Vietnam, Indonesia's main competitor in the region for investment in labour-intensive industries, attributed 38 per cent of its GDP growth between 1990 and 2013 to labour productivity growth, vis-a-vis labour input contribution. 

Indonesia, over the same period, attributed 36 per cent to labour productivity growth, of GDP growth. 

Tight labour regulations also mean that it is more difficult to hire and fire in Indonesia than in other developing countries. 

The 2013 Labour Law is considered strict by international standards and sets high rates of severance pay.

Permanent workers, upon dismissal, receive more than 20 per cent of the annual wage for every year worked.

As a result, firms tend to either stay small or use contract labour to reduce the costs of severance pay.

Focus-group discussions among stakeholders reveal that the rate of severance payment is considered by many companies in Indonesia as demoralising for the working environment. 

There have been past cases whereby workers refused to participate in peaceful wage negotiations, and instead demanded to be fired so that they would be eligible to receive severance payments. 

As such, there are several aspects of the labour market that the government may wish to re-evaluate in order to make labour-intensive industries more competitive and attractive.

First, productivity should be considered as an additional criterion when companies are in the process of hiring workers. Productivity in this sense is measured in output per labour hour, therefore assigning a monetary value to the time spent on each product.

Some concrete measures will need to be taken in order to increase workers' productivity, which include the provision of basic education for workers and industry-provided training for jobs that require more specific skills.

Applying the concept of agglomeration, in which firms are located in the same sector cluster, will also assist both the government and the private sector to design a comprehensive training program for a particular sector.

Second, preferential labour policies may be applied in a selected special economic zone or industrial estate, as well as in a specific industry or firm. Establishing pilot projects is a good way to test out preferential policies, since the impact is minimised in the case of failure. 

Having the right to start and terminate employment contracts more easily would also give companies a powerful incentive to relocate to these development zones, especially those situated in regions located further away from the capital. 

Another pilot strategy that Transformasi's research recommended is to reduce the burden of severance pay on the manufacturing sector by having a large firm, a group of firms or a whole industry voluntarily shift from the current severance pay rules to a flexible unemployment insurance scheme.

Under this scheme, employers would pay a smaller per cent of their wage bill into the insurance fund at an amount agreed to by workers, unions and employers, while the government offers an initial subsidy to build up the fund. 

This will eventually lead to a more stable labour force in the long-run, since there will no longer be any advantage to using contract labour as opposed to permanent workers.
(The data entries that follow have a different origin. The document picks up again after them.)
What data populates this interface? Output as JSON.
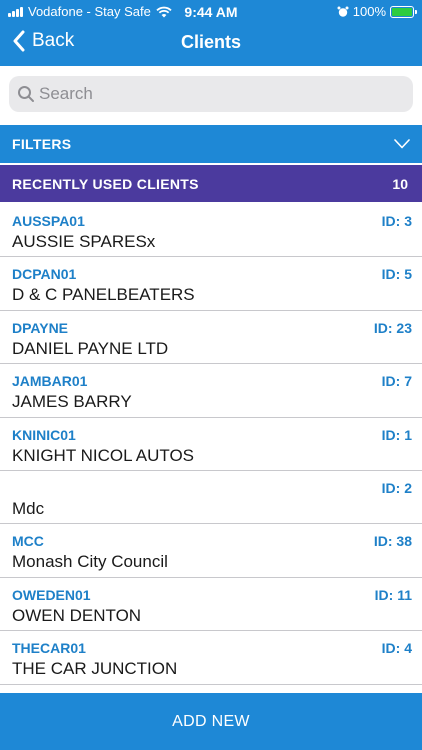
{
  "status_bar": {
    "carrier": "Vodafone - Stay Safe",
    "time": "9:44 AM",
    "battery": "100%"
  },
  "nav": {
    "back_label": "Back",
    "title": "Clients"
  },
  "search": {
    "placeholder": "Search",
    "value": ""
  },
  "filters": {
    "label": "FILTERS"
  },
  "recent": {
    "label": "RECENTLY USED CLIENTS",
    "count": "10"
  },
  "clients": [
    {
      "code": "AUSSPA01",
      "id": "ID: 3",
      "name": "AUSSIE SPARESx"
    },
    {
      "code": "DCPAN01",
      "id": "ID: 5",
      "name": "D & C PANELBEATERS"
    },
    {
      "code": "DPAYNE",
      "id": "ID: 23",
      "name": "DANIEL PAYNE LTD"
    },
    {
      "code": "JAMBAR01",
      "id": "ID: 7",
      "name": "JAMES BARRY"
    },
    {
      "code": "KNINIC01",
      "id": "ID: 1",
      "name": "KNIGHT NICOL AUTOS"
    },
    {
      "code": "",
      "id": "ID: 2",
      "name": "Mdc"
    },
    {
      "code": "MCC",
      "id": "ID: 38",
      "name": "Monash City Council"
    },
    {
      "code": "OWEDEN01",
      "id": "ID: 11",
      "name": "OWEN DENTON"
    },
    {
      "code": "THECAR01",
      "id": "ID: 4",
      "name": "THE CAR JUNCTION"
    }
  ],
  "footer": {
    "add_new_label": "ADD NEW"
  },
  "colors": {
    "header": "#1e88d6",
    "recent_bar": "#4b3a9e",
    "link_blue": "#1e80c8",
    "battery": "#2ecc40"
  }
}
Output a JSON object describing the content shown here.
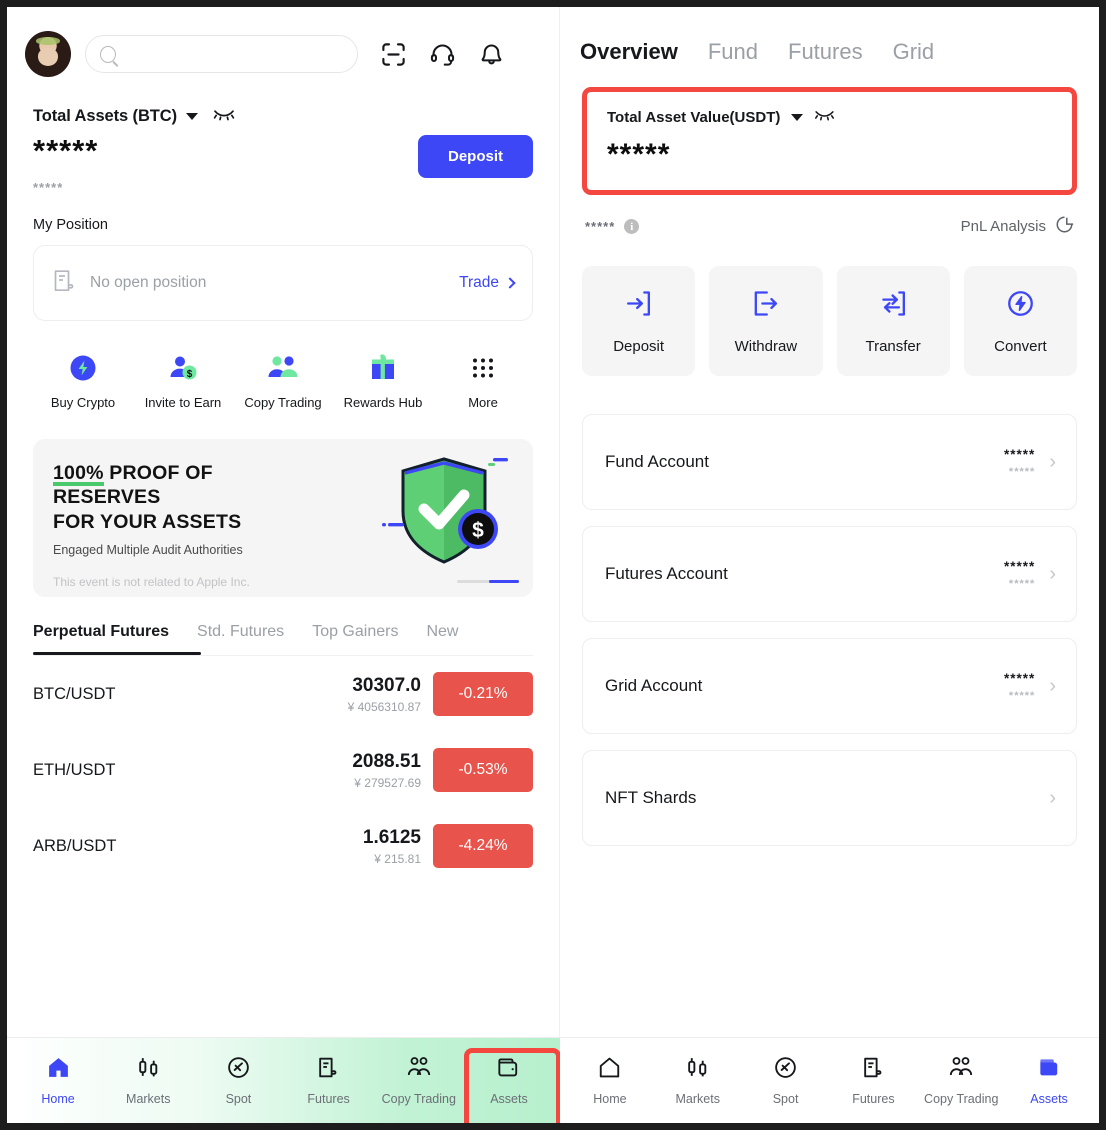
{
  "left": {
    "search": {
      "placeholder": "",
      "value": "",
      "icon": "search-icon"
    },
    "header_icons": [
      "scan-icon",
      "headset-support-icon",
      "bell-notification-icon"
    ],
    "avatar": "user-avatar",
    "total_assets": {
      "label": "Total Assets (BTC)",
      "caret": "chevron-down-icon",
      "eye": "eye-closed-icon",
      "amount": "*****",
      "sub_amount": "*****",
      "deposit_label": "Deposit"
    },
    "my_position": {
      "title": "My Position",
      "empty_text": "No open position",
      "trade_label": "Trade",
      "icon": "document-position-icon"
    },
    "quick_actions": [
      {
        "label": "Buy Crypto",
        "icon": "lightning-circle-icon"
      },
      {
        "label": "Invite to Earn",
        "icon": "invite-person-dollar-icon"
      },
      {
        "label": "Copy Trading",
        "icon": "two-people-icon"
      },
      {
        "label": "Rewards Hub",
        "icon": "gift-box-icon"
      },
      {
        "label": "More",
        "icon": "grid-dots-icon"
      }
    ],
    "promo": {
      "headline_pct": "100%",
      "headline_rest": " PROOF OF",
      "headline_line2": "RESERVES",
      "headline_line3": "FOR YOUR ASSETS",
      "subtitle": "Engaged Multiple Audit Authorities",
      "disclaimer": "This event is not related to Apple Inc.",
      "art": "green-shield-check-dollar-illustration"
    },
    "market_tabs": [
      {
        "label": "Perpetual Futures",
        "active": true
      },
      {
        "label": "Std. Futures",
        "active": false
      },
      {
        "label": "Top Gainers",
        "active": false
      },
      {
        "label": "New",
        "active": false
      }
    ],
    "market_rows": [
      {
        "pair": "BTC/USDT",
        "price": "30307.0",
        "cny": "¥ 4056310.87",
        "change": "-0.21%"
      },
      {
        "pair": "ETH/USDT",
        "price": "2088.51",
        "cny": "¥ 279527.69",
        "change": "-0.53%"
      },
      {
        "pair": "ARB/USDT",
        "price": "1.6125",
        "cny": "¥ 215.81",
        "change": "-4.24%"
      }
    ],
    "bottom_nav": [
      {
        "label": "Home",
        "icon": "home-icon",
        "active": true
      },
      {
        "label": "Markets",
        "icon": "candlestick-icon",
        "active": false
      },
      {
        "label": "Spot",
        "icon": "spot-circle-icon",
        "active": false
      },
      {
        "label": "Futures",
        "icon": "futures-document-icon",
        "active": false
      },
      {
        "label": "Copy Trading",
        "icon": "two-people-icon",
        "active": false
      },
      {
        "label": "Assets",
        "icon": "wallet-icon",
        "active": false
      }
    ]
  },
  "right": {
    "tabs": [
      {
        "label": "Overview",
        "active": true
      },
      {
        "label": "Fund",
        "active": false
      },
      {
        "label": "Futures",
        "active": false
      },
      {
        "label": "Grid",
        "active": false
      }
    ],
    "total_asset_value": {
      "label": "Total Asset Value(USDT)",
      "caret": "chevron-down-icon",
      "eye": "eye-closed-icon",
      "amount": "*****"
    },
    "pnl": {
      "stars": "*****",
      "info_icon": "info-icon",
      "analysis_label": "PnL Analysis",
      "analysis_icon": "pie-chart-icon"
    },
    "actions": [
      {
        "label": "Deposit",
        "icon": "deposit-arrow-in-icon"
      },
      {
        "label": "Withdraw",
        "icon": "withdraw-arrow-out-icon"
      },
      {
        "label": "Transfer",
        "icon": "transfer-arrows-icon"
      },
      {
        "label": "Convert",
        "icon": "convert-lightning-circle-icon"
      }
    ],
    "accounts": [
      {
        "name": "Fund Account",
        "v1": "*****",
        "v2": "*****"
      },
      {
        "name": "Futures Account",
        "v1": "*****",
        "v2": "*****"
      },
      {
        "name": "Grid Account",
        "v1": "*****",
        "v2": "*****"
      },
      {
        "name": "NFT Shards",
        "v1": "",
        "v2": ""
      }
    ],
    "bottom_nav": [
      {
        "label": "Home",
        "icon": "home-icon",
        "active": false
      },
      {
        "label": "Markets",
        "icon": "candlestick-icon",
        "active": false
      },
      {
        "label": "Spot",
        "icon": "spot-circle-icon",
        "active": false
      },
      {
        "label": "Futures",
        "icon": "futures-document-icon",
        "active": false
      },
      {
        "label": "Copy Trading",
        "icon": "two-people-icon",
        "active": false
      },
      {
        "label": "Assets",
        "icon": "wallet-icon",
        "active": true
      }
    ]
  },
  "colors": {
    "accent_blue": "#3d47f5",
    "highlight_red": "#f4473f",
    "negative_red": "#e8544c",
    "green": "#49c96b",
    "mint_wash": "#b7f0cd"
  }
}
Finally, it is important to note that the issues surrounding labour-intensive industries in Indonesia are not limited to the labour market. 

Other factors such as complicated bureaucracy, infrastructure and transportation costs also play a large role, and will need to continuously be addressed by the current administration. 

* The writer is a senior researcher at the Centre for Public Policy Transformation in Jakarta.